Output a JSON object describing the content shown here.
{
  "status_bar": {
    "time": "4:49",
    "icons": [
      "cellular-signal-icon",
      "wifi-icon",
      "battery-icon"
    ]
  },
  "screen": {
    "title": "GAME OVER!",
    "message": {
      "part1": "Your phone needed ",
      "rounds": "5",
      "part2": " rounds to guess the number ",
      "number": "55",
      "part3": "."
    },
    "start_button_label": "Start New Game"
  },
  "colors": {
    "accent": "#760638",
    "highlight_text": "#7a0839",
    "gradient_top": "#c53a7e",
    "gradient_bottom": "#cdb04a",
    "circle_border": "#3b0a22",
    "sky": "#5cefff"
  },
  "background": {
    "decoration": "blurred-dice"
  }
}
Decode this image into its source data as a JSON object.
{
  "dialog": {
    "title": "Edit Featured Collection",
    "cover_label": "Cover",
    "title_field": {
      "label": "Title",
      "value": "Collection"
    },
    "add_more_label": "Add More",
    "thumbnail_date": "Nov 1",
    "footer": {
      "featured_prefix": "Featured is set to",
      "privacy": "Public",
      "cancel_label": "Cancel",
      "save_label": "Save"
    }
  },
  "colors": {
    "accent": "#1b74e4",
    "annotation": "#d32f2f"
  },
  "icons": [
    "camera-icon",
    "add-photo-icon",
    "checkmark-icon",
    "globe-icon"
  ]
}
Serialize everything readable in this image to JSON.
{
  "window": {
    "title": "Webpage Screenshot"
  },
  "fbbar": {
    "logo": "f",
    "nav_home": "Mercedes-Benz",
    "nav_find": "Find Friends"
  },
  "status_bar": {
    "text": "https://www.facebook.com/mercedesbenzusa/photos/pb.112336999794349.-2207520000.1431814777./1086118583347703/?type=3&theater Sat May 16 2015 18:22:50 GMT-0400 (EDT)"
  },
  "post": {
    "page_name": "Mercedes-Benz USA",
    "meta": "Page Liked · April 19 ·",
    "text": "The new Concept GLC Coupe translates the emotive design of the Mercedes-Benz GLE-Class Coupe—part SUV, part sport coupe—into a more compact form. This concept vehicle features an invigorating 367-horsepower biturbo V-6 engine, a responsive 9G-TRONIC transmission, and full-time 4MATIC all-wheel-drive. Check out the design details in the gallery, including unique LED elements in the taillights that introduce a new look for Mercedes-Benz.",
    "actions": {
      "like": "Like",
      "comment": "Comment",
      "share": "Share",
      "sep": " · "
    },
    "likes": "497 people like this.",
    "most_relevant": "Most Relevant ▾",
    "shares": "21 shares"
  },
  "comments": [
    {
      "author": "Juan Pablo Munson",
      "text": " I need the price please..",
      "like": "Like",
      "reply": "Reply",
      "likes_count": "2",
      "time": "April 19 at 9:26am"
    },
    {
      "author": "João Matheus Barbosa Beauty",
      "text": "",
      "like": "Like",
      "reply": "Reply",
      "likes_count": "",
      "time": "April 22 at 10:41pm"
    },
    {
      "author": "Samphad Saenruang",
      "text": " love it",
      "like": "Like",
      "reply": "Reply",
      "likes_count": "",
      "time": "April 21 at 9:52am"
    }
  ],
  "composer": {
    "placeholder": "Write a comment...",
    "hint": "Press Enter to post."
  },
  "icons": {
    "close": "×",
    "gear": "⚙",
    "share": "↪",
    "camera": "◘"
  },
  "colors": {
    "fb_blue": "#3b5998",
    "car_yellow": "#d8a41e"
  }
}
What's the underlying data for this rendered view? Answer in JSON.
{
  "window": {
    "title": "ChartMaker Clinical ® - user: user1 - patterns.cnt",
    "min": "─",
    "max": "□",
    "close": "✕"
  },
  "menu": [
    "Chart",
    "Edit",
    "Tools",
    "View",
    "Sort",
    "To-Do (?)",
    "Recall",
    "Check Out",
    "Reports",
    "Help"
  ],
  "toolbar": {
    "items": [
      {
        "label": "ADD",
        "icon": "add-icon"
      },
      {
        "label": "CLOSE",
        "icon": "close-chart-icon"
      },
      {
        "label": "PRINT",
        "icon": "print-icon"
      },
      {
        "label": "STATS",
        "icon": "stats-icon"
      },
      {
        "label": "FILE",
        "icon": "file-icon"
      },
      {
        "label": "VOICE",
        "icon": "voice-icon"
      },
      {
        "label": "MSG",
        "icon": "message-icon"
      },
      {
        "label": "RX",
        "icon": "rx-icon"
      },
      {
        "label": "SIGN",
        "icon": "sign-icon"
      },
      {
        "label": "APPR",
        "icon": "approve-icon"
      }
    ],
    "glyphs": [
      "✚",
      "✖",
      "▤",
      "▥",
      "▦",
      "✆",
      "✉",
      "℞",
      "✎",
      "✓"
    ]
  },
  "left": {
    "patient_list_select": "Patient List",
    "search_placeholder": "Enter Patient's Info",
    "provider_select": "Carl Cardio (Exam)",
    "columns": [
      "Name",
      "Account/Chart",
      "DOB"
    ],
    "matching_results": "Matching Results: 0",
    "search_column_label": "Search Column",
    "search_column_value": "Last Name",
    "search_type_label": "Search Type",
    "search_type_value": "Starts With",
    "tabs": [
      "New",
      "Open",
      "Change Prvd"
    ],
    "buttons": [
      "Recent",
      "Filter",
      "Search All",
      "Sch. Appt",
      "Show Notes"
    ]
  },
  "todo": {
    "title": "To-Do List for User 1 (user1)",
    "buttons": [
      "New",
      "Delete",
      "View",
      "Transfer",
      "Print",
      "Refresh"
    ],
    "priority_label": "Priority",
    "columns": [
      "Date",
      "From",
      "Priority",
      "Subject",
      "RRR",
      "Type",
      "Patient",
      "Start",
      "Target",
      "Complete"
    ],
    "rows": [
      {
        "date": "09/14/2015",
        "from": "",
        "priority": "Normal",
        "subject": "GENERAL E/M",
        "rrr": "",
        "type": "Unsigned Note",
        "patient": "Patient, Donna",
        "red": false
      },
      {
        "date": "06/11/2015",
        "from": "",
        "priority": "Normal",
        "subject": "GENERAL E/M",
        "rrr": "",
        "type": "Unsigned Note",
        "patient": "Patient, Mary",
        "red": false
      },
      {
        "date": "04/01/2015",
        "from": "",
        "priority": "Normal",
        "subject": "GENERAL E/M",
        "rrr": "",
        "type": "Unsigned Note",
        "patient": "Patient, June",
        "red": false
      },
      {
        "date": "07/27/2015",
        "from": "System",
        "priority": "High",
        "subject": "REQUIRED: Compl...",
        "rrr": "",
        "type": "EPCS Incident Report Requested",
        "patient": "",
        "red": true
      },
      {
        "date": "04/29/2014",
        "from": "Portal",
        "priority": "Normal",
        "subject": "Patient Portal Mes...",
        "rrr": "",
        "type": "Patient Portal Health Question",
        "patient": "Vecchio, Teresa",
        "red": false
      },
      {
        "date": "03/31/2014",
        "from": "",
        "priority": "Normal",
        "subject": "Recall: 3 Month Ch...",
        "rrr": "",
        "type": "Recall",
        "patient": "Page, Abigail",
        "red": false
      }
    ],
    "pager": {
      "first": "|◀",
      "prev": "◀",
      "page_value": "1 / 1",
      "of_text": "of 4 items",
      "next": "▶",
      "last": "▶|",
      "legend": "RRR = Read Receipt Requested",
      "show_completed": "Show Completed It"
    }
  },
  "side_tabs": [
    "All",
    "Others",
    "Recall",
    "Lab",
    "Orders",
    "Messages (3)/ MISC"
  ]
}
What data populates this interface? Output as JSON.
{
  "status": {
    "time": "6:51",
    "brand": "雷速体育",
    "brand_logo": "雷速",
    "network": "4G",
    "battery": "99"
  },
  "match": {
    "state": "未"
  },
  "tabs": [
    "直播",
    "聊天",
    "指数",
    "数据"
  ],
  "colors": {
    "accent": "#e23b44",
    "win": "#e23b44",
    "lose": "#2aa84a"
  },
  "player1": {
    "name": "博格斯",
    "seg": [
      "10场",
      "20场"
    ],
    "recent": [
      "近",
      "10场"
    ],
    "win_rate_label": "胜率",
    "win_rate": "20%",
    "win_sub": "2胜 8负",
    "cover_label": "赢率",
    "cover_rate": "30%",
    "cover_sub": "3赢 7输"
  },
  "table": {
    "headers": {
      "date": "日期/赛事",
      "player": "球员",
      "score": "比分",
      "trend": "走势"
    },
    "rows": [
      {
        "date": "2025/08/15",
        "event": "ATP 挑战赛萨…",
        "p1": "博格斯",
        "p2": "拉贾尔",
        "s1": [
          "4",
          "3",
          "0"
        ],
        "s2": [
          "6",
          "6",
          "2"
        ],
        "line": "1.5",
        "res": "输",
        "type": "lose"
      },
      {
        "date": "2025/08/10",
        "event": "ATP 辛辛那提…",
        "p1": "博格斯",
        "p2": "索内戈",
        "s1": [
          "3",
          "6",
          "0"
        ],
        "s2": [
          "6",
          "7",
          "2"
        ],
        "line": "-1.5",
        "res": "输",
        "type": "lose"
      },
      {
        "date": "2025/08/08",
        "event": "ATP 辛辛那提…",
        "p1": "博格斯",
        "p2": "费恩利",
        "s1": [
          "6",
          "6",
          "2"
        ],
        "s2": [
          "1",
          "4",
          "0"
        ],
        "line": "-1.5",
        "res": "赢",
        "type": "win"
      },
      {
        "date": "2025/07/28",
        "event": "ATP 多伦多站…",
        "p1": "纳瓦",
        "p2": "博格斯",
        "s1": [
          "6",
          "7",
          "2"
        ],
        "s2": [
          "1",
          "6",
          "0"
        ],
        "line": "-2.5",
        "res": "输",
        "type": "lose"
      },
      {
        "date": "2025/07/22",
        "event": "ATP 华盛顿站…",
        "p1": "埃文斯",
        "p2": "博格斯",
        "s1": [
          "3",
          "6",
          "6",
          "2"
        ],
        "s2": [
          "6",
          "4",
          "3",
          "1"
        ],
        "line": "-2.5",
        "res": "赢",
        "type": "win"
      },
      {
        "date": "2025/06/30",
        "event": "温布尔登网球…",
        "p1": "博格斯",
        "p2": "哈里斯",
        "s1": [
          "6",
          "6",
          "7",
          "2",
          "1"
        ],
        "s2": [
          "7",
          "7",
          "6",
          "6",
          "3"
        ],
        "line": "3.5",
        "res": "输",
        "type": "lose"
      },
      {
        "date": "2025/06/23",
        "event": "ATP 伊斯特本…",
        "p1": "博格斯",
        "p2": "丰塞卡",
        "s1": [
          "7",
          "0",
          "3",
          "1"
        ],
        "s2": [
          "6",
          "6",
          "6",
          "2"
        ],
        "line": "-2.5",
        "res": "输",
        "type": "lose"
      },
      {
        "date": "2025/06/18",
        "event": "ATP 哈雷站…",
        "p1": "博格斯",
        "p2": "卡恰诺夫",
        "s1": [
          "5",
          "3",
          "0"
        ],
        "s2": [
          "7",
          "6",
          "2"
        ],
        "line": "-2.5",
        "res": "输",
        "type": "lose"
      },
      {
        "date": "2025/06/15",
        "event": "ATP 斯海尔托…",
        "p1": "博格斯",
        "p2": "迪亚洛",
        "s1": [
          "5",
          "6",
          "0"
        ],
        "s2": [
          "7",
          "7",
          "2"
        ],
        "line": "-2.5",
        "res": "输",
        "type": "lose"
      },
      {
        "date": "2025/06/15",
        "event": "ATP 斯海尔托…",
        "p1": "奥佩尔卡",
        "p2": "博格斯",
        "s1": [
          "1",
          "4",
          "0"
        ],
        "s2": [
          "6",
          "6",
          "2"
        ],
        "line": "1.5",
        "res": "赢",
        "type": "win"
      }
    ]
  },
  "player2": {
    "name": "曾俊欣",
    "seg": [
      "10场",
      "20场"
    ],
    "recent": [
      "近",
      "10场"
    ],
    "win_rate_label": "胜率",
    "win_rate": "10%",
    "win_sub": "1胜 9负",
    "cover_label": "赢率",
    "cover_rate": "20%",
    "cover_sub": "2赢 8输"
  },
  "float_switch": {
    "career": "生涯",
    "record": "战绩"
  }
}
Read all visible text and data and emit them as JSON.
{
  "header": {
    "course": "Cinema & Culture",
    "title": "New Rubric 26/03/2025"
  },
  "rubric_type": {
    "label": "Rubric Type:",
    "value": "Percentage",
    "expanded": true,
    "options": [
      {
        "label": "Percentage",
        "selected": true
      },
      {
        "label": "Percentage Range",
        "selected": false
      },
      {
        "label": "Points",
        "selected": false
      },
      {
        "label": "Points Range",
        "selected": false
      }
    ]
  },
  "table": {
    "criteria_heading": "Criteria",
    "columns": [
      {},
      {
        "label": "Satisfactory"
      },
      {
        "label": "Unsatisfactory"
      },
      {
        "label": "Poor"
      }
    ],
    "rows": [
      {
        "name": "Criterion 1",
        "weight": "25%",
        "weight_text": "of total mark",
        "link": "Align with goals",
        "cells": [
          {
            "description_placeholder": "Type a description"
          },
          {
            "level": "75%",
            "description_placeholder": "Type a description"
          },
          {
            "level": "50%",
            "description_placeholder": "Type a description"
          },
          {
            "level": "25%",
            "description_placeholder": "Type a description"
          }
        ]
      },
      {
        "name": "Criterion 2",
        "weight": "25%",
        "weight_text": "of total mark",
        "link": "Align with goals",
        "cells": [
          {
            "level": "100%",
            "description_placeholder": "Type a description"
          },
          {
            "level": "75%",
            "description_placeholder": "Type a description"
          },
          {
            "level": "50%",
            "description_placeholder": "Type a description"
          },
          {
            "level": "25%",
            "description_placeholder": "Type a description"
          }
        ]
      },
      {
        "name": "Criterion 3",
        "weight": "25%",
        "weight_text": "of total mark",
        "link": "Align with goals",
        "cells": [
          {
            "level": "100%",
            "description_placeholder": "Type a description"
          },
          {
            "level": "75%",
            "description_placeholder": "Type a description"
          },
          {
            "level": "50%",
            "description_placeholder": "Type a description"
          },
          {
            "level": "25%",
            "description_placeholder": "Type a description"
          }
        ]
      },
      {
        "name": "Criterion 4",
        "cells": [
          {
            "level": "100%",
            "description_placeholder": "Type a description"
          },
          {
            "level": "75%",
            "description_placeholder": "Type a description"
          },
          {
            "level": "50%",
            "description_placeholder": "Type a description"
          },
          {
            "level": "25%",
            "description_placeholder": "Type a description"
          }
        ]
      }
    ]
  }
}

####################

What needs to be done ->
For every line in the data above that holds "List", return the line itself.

Solution below ->
    "patient_list_select": "Patient List",
    "title": "To-Do List for User 1 (user1)",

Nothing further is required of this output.